This one renders the others redundant. On a ships firing deck in battle, with men, equipment and the ship itself all moving noisily around, and with cannon going off at regular intervals, orders were transmitted by bosun’s call or whistle, not by shouting. Ironically, one of the featured skeletons in the documentary and the articles was found with a bosun’s call next to him, yet still we have this ridiculous theory of dozy shrugging “Dagos” bringing down the King’s finest vessel. The programme even states that the order to open and close gun ports would have been delivered by a man like this, with a whistle like this. Where does language or nationality come into it?

Assumption 6. That closing the gun ports would even have been achievable.
The old theory goes that the ship went down in a hard turn, as water began to flood into the gun ports. This is based upon ports found to be open on the wreck, plus the short distance to the waterline. This new add-on theory suggests that after this turn was commanded, the ports should have been closed. This would have been very difficult to do in the time available. Was the order even given? Should it have been? Would the ship’s crew really have been required to close the ports for each and every turn? Or, was the turn executed too steeply in the first place, as the original theory suggested?

All of this makes the hypothesis as presented in the media a totally unsupported assertion, built on an already uncertain inference about the gun ports. The osteoarchaeological evidence for Mediterranean seaman being on the Mary Rose is very cool. But to take it further than that is pure speculation. I’m always suspicious of media coaching of unwary academics, so I await the upcoming article with interest and as open a mind as I can manage given the bare facts of the case.

Update 30.9.08

The abstract of the forthcoming article in Archaeological Science is available online. It’s still not looking good for the history side of things. For one thing the authors have misquoted Admiral (who they call “Captain” George Carew as saying he had;

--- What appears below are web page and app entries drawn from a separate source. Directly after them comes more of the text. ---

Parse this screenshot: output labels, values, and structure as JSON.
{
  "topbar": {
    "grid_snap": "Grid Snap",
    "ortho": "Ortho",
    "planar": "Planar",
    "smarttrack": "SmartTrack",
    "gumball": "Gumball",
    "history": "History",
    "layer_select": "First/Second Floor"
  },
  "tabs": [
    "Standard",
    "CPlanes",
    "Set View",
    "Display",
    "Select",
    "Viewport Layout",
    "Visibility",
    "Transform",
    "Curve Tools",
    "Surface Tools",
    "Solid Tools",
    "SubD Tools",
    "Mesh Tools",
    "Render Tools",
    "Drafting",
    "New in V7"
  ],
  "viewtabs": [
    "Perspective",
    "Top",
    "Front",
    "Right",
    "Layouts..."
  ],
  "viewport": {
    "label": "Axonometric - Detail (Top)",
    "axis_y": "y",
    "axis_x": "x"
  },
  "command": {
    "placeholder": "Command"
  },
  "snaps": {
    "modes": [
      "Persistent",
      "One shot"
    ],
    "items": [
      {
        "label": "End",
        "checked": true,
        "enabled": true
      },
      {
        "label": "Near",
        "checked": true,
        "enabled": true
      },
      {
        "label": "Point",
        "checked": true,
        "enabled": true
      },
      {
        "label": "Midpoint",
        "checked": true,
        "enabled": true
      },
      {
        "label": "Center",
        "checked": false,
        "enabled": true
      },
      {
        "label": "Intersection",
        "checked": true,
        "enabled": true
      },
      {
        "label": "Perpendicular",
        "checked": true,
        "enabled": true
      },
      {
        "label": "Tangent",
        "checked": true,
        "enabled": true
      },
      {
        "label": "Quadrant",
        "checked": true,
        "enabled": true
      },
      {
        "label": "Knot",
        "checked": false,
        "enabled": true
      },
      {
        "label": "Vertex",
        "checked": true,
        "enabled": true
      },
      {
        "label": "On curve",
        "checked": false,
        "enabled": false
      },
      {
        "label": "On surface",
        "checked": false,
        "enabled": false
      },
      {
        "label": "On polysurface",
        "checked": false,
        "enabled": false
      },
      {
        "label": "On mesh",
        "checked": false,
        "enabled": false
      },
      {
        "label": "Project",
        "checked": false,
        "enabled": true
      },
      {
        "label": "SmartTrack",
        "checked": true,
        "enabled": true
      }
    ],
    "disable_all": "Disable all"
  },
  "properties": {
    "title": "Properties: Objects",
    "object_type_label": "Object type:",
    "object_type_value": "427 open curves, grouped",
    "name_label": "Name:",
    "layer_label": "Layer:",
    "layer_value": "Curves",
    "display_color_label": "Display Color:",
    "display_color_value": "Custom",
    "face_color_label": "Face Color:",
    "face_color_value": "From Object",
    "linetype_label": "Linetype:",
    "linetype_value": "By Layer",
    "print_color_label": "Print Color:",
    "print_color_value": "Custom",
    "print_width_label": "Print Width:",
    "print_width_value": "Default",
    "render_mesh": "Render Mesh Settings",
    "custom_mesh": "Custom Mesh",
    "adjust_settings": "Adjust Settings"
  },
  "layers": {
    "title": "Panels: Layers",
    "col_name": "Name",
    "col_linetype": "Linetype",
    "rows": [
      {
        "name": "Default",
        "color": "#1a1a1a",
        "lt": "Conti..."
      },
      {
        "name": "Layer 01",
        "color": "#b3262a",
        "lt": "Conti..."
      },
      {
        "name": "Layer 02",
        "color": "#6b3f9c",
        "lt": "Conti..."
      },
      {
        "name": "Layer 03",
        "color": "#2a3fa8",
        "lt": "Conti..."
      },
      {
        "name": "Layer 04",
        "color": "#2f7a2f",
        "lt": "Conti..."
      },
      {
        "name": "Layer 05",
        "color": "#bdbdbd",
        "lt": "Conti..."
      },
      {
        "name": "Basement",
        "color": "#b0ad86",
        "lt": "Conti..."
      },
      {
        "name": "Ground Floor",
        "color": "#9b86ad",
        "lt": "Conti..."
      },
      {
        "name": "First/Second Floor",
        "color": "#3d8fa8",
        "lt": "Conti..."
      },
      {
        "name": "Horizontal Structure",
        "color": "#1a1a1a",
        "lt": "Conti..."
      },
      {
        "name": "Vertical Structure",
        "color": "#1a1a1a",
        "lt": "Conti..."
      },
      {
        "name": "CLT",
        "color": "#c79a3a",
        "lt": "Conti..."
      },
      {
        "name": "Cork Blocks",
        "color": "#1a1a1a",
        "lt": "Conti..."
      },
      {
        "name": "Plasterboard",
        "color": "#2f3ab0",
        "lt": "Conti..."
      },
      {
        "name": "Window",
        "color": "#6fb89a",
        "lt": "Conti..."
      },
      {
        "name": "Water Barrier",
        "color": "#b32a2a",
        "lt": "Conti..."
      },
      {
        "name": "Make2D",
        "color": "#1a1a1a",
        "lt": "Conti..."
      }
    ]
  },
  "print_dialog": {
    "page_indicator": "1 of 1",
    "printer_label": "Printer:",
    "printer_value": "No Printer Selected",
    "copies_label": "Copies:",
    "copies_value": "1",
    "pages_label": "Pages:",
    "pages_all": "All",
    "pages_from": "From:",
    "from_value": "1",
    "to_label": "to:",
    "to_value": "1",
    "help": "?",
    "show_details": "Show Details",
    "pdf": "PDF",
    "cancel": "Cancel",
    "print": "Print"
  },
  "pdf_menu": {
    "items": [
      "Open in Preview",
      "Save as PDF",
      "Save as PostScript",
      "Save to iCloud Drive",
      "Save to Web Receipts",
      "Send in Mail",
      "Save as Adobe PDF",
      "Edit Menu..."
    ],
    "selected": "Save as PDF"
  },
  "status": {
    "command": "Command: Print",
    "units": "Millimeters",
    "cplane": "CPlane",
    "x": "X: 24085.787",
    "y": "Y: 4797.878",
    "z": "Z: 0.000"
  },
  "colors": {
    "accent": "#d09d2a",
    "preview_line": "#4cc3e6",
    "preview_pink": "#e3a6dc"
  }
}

“the type of knaves of whom, he could not rule”

The actual quote (from the Life of Sir Peter Carew and other of the pre-C20th sources) is that he had;

“…a sort of knaves, whom I cannot rule”

Quite different emphasis there. The first version from the article, though it still does not support the idea of a foreign crew, does have the right emphasis – it’s saying “I have the kind of crew I can’t control”. This can be twisted to mean that said crew couldn’t understand orders. But the more accurate quote is saying something more akin to “my crew are a bunch of scumbags. I can’t control them”. “Sort”, if you pay attention to the “a” and the comma, doesn’t mean “type”. I read it as meaning “assortment” or “group”.

And the summary of the conclusions, though more tentative than the TV programme and media coverage, still states that the hypothesis is of a ship’s crew who failed to understand the order to close gun ports because they were foreign. Which is nonsense for the reasons I’ve already outlined.

Once again, the biggest flaw here is that any foreigners amongst the ship’s complement are likely to have been mercenaries. The abstract gives this as one possibility, but fails to recognise that mercenary sailors were not employed by the Henry VIII – but mercenary soldiers certainly were (including the 600 men that were proposed in the documentary). As I pointed out previously, 200 of the ship’s complement are KNOWN to have been soldiers. These are your Europeans, these are your mercenaries. And they would have had nada to do with the running of the ship.

I see that the Mary Rose Trust are thanked in the article – why haven’t they pointed out the obvious flaws in this thesis?

Update, November 2008 – I’m still not convinced.